The College’s origins
Curwen College of Music traces its roots back to 1863, when the Reverend John Curwen started classes for teaching his method for learning to sing, the Tonic-Sol-fa method. He had taught himself to sight-read by using the Norwich Sol-fa, devised by Sarah Glover (1786-1867), an educational pioneer who lived and worked in Norwich. It was based on the Solfège systems taught on the continent, ultimately originating from the system of Guido d’Arezzo. John Curwen made some basic alterations to Miss Glover’s scheme to simplify the method. This became Tonic Sol-fa.
Curwen’s classes were formally incorporated as the Tonic Sol-fa College (TSC) in 1875. It embraced the training of teachers, education of students and provision of a rigorous set of examinations using Sol-fa from first grades through to Fellowship. Initially housed in premises in Forest Gate in east London, it moved to Finsbury Square, and later, in 1939, to Gt Ormond Street, and in 1944 to Queensborough Terrace. In addition to a strong interest in choral music, the College encouraged other forms of music making, and also set up the Curwen Press as a provider of educational music.

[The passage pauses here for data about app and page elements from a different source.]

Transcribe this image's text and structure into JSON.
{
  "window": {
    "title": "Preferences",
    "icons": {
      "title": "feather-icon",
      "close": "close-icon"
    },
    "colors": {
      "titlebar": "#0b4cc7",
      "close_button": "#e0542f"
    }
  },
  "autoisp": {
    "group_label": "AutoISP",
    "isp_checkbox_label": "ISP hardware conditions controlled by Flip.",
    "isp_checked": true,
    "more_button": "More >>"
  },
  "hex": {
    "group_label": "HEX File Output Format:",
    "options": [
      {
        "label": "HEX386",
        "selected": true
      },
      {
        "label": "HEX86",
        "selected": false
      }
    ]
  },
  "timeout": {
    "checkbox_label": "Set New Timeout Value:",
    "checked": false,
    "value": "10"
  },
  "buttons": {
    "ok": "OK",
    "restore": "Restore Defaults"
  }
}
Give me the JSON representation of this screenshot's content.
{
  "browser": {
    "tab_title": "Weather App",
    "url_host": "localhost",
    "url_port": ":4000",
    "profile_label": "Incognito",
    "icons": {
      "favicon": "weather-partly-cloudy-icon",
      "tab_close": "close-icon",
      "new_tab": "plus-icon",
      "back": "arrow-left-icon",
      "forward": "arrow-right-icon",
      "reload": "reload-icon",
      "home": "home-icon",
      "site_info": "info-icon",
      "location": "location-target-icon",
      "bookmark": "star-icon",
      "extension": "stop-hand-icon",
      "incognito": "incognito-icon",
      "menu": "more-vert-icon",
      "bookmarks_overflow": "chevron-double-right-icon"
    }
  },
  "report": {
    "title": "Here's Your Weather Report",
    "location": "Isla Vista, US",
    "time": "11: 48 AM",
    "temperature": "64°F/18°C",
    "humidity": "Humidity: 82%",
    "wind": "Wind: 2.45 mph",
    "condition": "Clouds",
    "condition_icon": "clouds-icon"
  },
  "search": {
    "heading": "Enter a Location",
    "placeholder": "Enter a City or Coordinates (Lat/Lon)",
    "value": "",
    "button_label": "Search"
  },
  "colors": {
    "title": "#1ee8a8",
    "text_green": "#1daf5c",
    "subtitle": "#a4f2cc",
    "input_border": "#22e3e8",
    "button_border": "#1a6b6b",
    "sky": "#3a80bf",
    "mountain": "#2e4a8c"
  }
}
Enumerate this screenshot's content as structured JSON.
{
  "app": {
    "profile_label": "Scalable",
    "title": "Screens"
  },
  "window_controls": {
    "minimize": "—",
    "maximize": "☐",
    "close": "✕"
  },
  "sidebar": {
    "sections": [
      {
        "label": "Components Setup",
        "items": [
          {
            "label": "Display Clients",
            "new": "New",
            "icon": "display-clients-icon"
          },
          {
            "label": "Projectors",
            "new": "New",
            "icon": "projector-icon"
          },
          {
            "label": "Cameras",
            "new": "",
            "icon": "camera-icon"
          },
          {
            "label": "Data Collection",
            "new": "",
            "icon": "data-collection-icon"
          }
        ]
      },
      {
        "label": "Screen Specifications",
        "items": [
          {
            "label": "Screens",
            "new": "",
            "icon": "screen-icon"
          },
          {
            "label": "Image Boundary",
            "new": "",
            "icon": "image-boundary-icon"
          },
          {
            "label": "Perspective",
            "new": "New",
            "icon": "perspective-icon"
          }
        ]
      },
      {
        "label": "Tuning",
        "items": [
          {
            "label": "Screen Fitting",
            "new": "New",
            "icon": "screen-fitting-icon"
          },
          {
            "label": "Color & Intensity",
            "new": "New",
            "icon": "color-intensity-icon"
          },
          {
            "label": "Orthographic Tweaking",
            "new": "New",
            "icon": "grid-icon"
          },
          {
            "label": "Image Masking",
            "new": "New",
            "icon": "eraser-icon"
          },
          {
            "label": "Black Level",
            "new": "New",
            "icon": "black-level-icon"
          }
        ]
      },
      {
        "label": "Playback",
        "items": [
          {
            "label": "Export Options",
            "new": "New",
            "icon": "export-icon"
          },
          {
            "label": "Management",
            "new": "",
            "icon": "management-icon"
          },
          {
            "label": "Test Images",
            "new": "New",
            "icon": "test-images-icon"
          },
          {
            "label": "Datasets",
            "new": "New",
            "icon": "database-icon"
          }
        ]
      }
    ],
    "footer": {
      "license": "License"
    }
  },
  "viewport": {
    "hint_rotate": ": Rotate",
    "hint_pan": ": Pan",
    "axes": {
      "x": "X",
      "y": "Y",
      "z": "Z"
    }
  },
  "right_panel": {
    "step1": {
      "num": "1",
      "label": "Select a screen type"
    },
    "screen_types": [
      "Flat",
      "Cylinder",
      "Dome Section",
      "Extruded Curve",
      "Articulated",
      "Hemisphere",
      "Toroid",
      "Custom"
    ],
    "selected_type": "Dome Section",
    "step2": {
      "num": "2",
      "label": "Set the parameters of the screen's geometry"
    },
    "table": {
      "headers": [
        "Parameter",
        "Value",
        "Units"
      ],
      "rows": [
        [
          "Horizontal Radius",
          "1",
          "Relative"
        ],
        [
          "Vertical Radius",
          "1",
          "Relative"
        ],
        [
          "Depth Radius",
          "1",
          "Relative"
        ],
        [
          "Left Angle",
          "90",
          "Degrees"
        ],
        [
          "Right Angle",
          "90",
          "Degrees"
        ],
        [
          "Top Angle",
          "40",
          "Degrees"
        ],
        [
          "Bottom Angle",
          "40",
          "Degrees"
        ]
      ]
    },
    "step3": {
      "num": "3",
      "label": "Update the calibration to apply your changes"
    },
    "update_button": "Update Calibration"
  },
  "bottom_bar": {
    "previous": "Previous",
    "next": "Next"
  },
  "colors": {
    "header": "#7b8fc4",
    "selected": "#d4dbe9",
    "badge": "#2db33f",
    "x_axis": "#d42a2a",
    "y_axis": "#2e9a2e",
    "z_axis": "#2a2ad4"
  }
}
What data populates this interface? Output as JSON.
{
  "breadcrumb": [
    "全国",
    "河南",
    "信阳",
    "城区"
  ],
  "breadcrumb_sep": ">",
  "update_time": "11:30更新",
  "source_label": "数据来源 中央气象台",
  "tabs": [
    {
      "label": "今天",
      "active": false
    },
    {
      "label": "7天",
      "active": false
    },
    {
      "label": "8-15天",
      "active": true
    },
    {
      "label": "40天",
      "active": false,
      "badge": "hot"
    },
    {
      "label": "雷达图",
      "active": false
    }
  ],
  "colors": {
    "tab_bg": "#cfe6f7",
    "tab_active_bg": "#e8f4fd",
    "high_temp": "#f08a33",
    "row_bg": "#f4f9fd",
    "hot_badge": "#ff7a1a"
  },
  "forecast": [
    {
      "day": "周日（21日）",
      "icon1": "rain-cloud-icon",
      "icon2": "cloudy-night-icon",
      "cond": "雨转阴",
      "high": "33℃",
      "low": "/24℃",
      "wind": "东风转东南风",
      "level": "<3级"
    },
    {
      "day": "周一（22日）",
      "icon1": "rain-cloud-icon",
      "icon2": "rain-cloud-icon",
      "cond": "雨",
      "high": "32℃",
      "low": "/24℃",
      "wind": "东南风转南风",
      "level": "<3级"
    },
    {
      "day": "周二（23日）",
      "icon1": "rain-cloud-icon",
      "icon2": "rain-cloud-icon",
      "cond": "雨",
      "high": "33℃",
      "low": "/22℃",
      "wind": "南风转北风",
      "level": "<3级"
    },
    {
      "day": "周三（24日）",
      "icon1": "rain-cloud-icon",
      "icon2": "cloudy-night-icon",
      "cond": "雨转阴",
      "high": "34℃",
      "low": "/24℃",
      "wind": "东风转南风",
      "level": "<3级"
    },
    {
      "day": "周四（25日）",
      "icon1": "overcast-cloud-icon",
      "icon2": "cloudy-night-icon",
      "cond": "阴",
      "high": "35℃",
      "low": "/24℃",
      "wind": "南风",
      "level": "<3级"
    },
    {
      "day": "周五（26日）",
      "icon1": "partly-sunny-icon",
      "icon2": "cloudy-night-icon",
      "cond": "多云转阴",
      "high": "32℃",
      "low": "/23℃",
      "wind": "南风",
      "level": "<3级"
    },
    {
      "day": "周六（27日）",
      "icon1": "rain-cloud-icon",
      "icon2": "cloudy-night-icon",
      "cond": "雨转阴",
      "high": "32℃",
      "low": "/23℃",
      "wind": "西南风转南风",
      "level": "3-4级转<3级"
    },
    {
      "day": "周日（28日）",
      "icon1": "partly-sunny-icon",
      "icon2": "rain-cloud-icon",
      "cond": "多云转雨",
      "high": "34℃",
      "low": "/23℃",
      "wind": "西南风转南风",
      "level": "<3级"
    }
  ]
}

By 1967, when the College had moved again, to Bromley, its activities had become so diverse that it was teaching not only for its own examinations, but also GCE music and other public examinations.
In 1972, a major reorganization under the then Warden, Dr Paul Faunch, saw the College renamed as the Curwen College of Music (TSC had been using the ‘sub-title’ Curwen Memorial College for some years). Some members, led by Dr Bernarr Rainbow, formed the separate Curwen Institute, which concerned itself with the use of Tonic Sol-fa in primary education.
Since the appointment of the present Warden, following the death of Dr Faunch in 1997, the College has offered external diploma examinations in practical and theoretical music and has been the subject of an ongoing revision, reflecting its contemporary nature as an examining body rather than as a teaching institution.